Reading.  It’s been a bit of a slow reading week around my parts.  That’s to be expected with all of the socializing and family time I’ve been enjoying for the past few days.  But I did manage to finish The Stone Sky – which was good, but I was confused throughout most of the book.  It would’ve helped to read the trilogy in closer succession, I think; reading the books as they were released, I’d pretty much forgotten everything that happened in the first two books and spent way too much time puzzling over questions like wait, who is Ykka again? and what the heck did Nassun do to Jija?  Anyway.  Next I picked up The Shell Seekers and I am loving it, but also wanting to take my time and savor it – which is fine, because I discovered that I have to leapfrog China Rich Girlfriend due to library deadlines.  So I’ll be starting that as soon as I press “publish” on this post.
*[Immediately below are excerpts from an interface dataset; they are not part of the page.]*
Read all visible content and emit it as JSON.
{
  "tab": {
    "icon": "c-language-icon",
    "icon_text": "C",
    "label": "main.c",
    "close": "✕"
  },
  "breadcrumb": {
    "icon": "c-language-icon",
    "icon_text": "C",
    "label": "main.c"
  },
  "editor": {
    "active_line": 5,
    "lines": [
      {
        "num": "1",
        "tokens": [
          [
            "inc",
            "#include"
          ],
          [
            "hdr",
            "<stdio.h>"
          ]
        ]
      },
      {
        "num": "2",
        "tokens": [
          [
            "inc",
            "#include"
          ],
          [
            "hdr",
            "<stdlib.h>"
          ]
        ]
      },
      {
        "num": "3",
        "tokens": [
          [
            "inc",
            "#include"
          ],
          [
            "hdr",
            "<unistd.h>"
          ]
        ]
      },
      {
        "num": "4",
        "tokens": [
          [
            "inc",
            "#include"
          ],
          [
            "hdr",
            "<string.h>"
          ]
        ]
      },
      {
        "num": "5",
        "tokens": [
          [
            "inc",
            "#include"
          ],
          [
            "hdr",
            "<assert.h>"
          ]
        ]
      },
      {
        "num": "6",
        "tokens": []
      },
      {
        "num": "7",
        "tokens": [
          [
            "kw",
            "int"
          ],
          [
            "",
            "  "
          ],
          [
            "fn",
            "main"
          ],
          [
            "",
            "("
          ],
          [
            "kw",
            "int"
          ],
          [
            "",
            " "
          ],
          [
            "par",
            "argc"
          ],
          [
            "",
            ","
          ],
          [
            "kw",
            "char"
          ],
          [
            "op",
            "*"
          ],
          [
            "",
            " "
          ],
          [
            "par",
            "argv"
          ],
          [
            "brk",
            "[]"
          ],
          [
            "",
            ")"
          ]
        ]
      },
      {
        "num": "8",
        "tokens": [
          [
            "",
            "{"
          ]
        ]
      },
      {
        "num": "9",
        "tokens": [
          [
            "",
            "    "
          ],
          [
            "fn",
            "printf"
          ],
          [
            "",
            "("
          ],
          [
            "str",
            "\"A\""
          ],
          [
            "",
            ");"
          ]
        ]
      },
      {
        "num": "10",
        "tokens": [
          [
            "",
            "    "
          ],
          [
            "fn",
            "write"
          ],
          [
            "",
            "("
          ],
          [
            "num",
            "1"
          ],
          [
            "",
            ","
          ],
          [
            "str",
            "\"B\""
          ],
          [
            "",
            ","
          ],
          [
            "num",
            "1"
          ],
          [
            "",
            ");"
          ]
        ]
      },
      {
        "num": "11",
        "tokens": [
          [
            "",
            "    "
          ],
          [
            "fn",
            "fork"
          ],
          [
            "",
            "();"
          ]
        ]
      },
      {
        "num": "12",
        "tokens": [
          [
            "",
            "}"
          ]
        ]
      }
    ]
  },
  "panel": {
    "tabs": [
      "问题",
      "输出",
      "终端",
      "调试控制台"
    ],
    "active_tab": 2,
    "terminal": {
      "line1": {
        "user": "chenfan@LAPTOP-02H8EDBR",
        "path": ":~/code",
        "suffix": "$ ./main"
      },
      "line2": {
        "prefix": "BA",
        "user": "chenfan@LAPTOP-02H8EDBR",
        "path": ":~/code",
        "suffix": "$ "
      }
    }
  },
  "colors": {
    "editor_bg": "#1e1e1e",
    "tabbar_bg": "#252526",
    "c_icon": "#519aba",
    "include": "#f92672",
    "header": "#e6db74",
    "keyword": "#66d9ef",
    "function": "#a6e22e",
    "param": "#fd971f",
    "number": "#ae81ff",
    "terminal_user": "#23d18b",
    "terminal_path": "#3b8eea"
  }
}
Watching.  The usual.  Lots and lots of Curious George – especially A Very Monkey Christmas – and Star Wars.  George and Vader are the big celebrities in my house.  I tried to get the kids to watch my favorite Christmas movie of all time – A Muppet Family Christmas – but it was a non-starter.  Booooooo.

Listening.  Not as much earbud time as I usually get in over the course of a week, because I had two fewer days of commuting (<–no complaints).  But I’m almost done with the first “book” of Harry Potter and the Sacred Text – just eight minutes to go in the final regular chapter episode, plus the wrap-up episode!  I am still loving, loving, LOVING this podcast.

Moving.  Not a bad week of movement.  It was lacking on the yoga front, but I was really craving some cardio, and I squeezed that in with a five-mile turkey trot on Thanksgiving Day, and a 1.6 mile hike up and down Stony Man Mountain on Sunday.  Moving my legs felt good.  Must keep it up.

Blogging.  I have a great week of content for you!  On Wednesday I’ll be sharing pictures from Stony Man Mountain, which will count for our November hike, and on Friday, I’ve got my November reading round-up post coming to you.  Check in with me then!

Loving.  Waking up to this morning’s news that Prince Harry and Meghan Markle are engaged was such a delight!  They look so happy and in love, and I was smiling all day thinking about the royal wedding (Peanut is excited!) and – whenever I got a break – reading news coverage.  The proposal?  LOVE.  Prince Harry dropped to one knee as Meghan was “attempting to” roast a chicken.  Can we get a collective awwwww?  And Harry saying that Meghan and Princess Diana would have been “best friends” and “thick as thieves” brought a tear to my eye.  I love the British royal family and I DON’T CARE WHO KNOWS IT.

Asking.  What are you reading?